Unsuccessful People

Have a sense of entitlement
Hold a grudge
Blame others for their failures
Watch TV everyday
Say they keep a journal but don’t
Talk about people
Secretly hope others fail
Horde information and data
Don’t know what they want to be
Exude anger
Fly by their seat of their pants
Never set goals
Fear change
Take all the credit of their victories
Operate from a transactional perspective


Press On…Yes, Life is an Upward Climb

Yes, life is an upward climb.

Doesn’t matter how old you are, how rich you are, how healthy you are…life is an upward climb…because as a good friend once reminded me long ago…there will always be people around you in need of help. Always.

So…press on…knowing that God can handle whatever troubles begin to pile on your shoulders…and you’ll be able to offer some measure of comfort to others in the midst of your own pain and hurt. Press on!!!

Pile your troubles on God’s shoulders…he’ll carry your load. Psalm 55:22

Max Lucado writes—

I wonder, how many burdens is Jesus carrying for us that we know nothing about? We’re aware of some. He carries our sin. He carries our shame. He carries our eternal debt. But are there others? Has He lifted fears before we felt them?

Those times when we have been surprised by our own sense of peace? Could it be that Jesus has lifted our anxiety onto His shoulders and placed a yoke of kindness on ours?


Want More Time? Give Some Away

The world delights the generous but seldom overwhelms them.”
Mark Buchanan

Ever notice that the more guardedly we hoard our time the quicker it seems to take flight? Interruptions give cause for anger, irritation, and the like. The stingier we become with our hours, minutes and seconds, the further behind we get. It’s basic life truism, whatever is grasped is eventually rendered ineffective, unsatisfying, or altogether destroyed. While responsibilities loom large, deadlines threaten, and the workload seems to increase exponentially with each tick of the clock, the urgency of the day gives way to ever-rising internal combustion. Likewise, this inmost orientation of the mind also produces a scarcity of generosity in spirit. 

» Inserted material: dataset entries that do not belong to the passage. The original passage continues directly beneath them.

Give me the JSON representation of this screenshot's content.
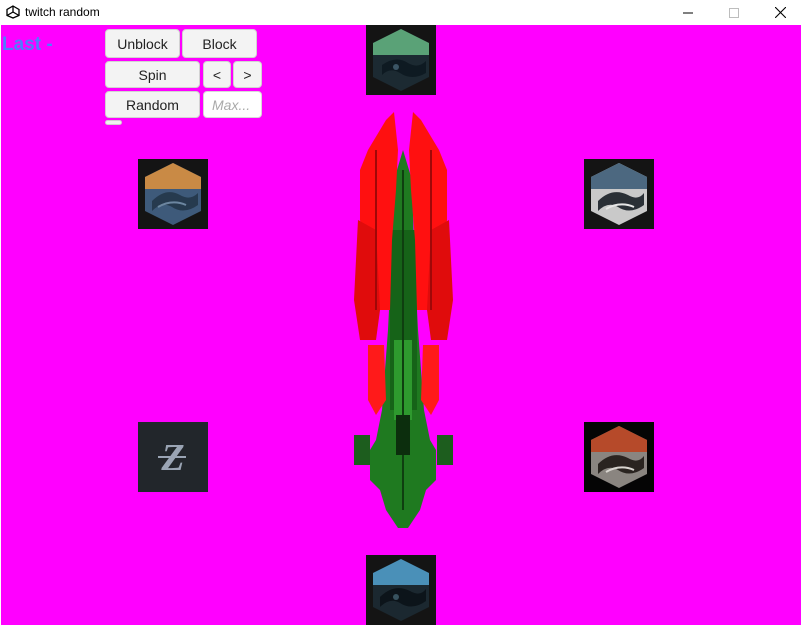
{
  "window": {
    "title": "twitch random"
  },
  "game": {
    "last_label": "Last -",
    "buttons": {
      "unblock": "Unblock",
      "block": "Block",
      "spin": "Spin",
      "prev": "<",
      "next": ">",
      "random": "Random"
    },
    "max_placeholder": "Max...",
    "tiles": [
      {
        "icon": "faction-emblem-green-icon",
        "accent": "#5aa277"
      },
      {
        "icon": "faction-emblem-orange-icon",
        "accent": "#c98a45"
      },
      {
        "icon": "faction-emblem-slate-icon",
        "accent": "#4c6880"
      },
      {
        "icon": "z-letter-icon",
        "accent": "#9aa4b4"
      },
      {
        "icon": "faction-emblem-red-icon",
        "accent": "#b64a2a"
      },
      {
        "icon": "faction-emblem-blue-icon",
        "accent": "#4a90b8"
      }
    ]
  },
  "colors": {
    "background": "#ff00ff",
    "label": "#4f7cff",
    "ship_red": "#ff1010",
    "ship_green": "#1f7a20"
  }
}
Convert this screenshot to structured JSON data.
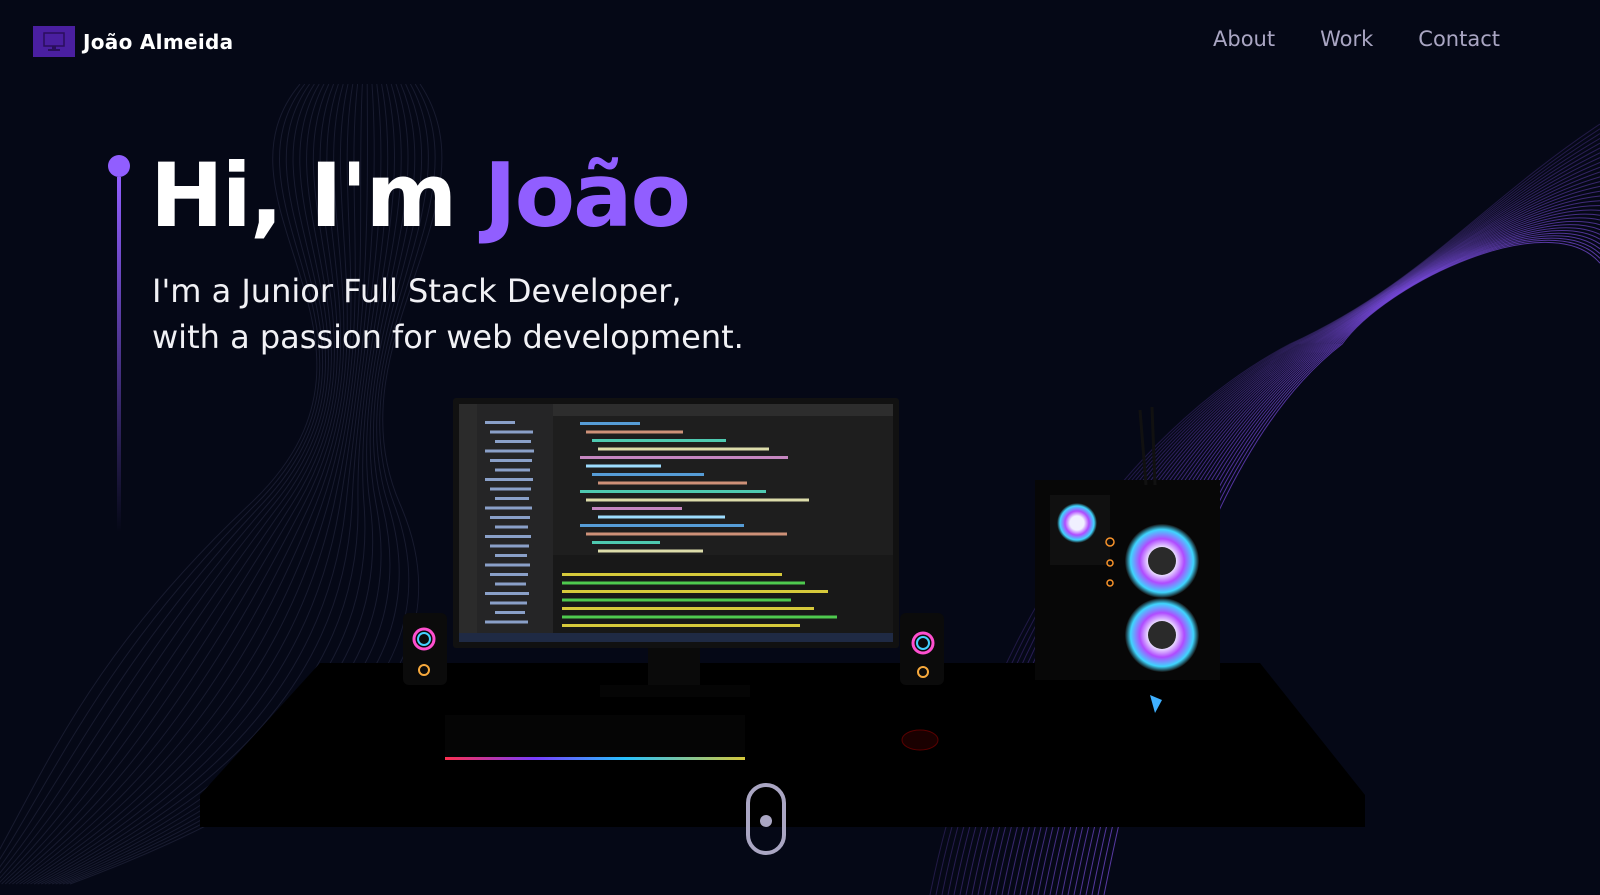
{
  "nav": {
    "brand_name": "João Almeida",
    "links": [
      "About",
      "Work",
      "Contact"
    ]
  },
  "hero": {
    "greeting": "Hi, I'm ",
    "name": "João",
    "subtitle_line1": "I'm a Junior Full Stack Developer,",
    "subtitle_line2": "with a passion for web development."
  },
  "colors": {
    "background": "#050816",
    "accent": "#915eff",
    "nav_text": "#aaa6c3",
    "white": "#ffffff"
  },
  "icons": {
    "logo": "computer-icon",
    "scroll": "mouse-scroll-icon"
  }
}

Study those rare individuals who are generous with their time, “…their worlds are more varied, surprising, colorful, fruitful. They’re richer. More abounds with them, and yet they have a greater thirst and deeper capacity to take it all in.” 

Conversely, those whose vision of what is “time-worthy” is only as encompassing as the next item on their agenda eventually find themselves trapped in an ever-shrinking, despoiled environment. For these skinflint-ish (often productive, but frequently purposeless) souls there is never enough to go around, of time or anything else for that matter, and they pay for the hoarding dearly. 

In this self-imposed prison of spirit, life erodes into an endless pattern of musts, have tos, and imperatives that never allows for the luxury of interruptions. Rigidity takes precedence over paying attention and in paying attention to those around us, their needs, wants, and cares, we quantify ourselves as people who see the value of interruption as the vehicle to some of life’s most fulfilling surprises. 

Writes Mark Buchanan, “Think for a moment of all the events and encounters that have shaped you most deeply and lastingly. How many did you see coming? How many did you engineer, manufacture, chase down? And how many were interruptions?” 

It is in the recognition that a day seldom passes whereby our schedules are not overridden by someone else’s needs, demands, or desires, that we discover what side of the time-punch we will position ourselves. Our task then (if our goal is to become the most efficacious of time stewards), becomes one of embracing a spirit generous with flexibility, offset with an extra measure of graciousness of heart. It’s one of life’s ironies, “…those who treat time as a gift and not possession – have time in abundance.”

· Spend time today squandering it for the sake of others.
· Lend your attention to someone in need of a listening ear.
· Take some moments to be curious about the express interests of another person.
· Anticipate interruptions and determine to greet them as opportunities to expand in knowledge and life experience.
· Focus on the larger scope of life by enlarging former perceptions of what qualifies as time-worthy.
· Give precedence to the people around you, and demonstrate this by refusing to give in to impatient distraction.